we were told this today: “last night I was on the bus home after work, just like any other week day, not expecting anything especially profound to occur. I am aware that many ex-prisoners are hyper-vigilant, it comes from years of being on unconscious and often conscious alert. I think I hide this quite well, as in, I don't stare around at people or at a spot while scanning my surroundings. What happened caught me completely off guard and taught me something valuable about myself and more importantly, what other people that have been released from prison might experience too.

I was standing by the doors in the middle of the bus and there was one pushchair already in the space on the opposite side. We pulled up to a bus stop where a woman got on with another pushchair, so I moved down inside the bus to let her in and then it happened.

The woman looked around, then turned to me and asked, 'Would you hold her while I tap in please?' and proffered one handle of the pushchair to me.

I automatically took the handle and then felt not exactly overwhelmed but certainly profoundly moved by the trust and acceptance that this simple exchange conveyed in a matter of a few seconds in total until I handed back to the woman.

I'm sure the woman wasn't aware of what this meant to me and why would she?
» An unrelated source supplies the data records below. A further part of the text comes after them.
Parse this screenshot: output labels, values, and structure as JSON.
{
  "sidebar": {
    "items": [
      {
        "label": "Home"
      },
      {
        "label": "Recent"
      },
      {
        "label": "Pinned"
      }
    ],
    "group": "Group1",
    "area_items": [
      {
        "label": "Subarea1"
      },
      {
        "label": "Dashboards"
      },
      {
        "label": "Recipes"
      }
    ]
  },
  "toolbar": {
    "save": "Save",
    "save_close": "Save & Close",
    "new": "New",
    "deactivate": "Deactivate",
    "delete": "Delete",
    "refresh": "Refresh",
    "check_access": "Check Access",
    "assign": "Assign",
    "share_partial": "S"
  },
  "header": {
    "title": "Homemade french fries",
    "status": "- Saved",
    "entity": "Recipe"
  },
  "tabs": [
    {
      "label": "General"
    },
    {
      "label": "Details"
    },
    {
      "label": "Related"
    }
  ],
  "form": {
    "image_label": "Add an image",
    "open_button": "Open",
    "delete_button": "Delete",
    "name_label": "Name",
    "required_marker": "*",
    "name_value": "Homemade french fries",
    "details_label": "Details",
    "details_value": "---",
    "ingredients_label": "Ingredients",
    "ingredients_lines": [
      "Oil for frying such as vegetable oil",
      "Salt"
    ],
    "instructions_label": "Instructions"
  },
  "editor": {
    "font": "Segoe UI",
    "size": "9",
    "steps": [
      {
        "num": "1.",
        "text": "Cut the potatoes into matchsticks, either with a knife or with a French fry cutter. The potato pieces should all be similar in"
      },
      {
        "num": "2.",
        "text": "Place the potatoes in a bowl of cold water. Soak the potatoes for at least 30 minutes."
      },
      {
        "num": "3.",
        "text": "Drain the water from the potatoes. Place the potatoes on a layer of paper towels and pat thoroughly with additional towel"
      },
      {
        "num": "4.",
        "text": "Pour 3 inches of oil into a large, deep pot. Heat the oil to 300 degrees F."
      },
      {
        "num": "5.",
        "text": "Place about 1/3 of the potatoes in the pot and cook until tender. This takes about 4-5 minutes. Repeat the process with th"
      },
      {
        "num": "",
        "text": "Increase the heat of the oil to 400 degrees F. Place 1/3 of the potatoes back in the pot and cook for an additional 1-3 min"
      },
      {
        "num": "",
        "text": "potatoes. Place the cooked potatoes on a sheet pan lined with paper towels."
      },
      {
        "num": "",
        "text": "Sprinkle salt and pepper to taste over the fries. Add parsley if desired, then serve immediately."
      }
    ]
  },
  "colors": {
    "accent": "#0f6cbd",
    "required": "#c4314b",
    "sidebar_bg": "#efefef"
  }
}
It did get me thinking though, about how we as ex-prisoners, myself included, accept distrust and unacceptance from others like it's normal and we kid ourselves that this doesn't matter.

It does matter.

Thank you to the woman on the bus.”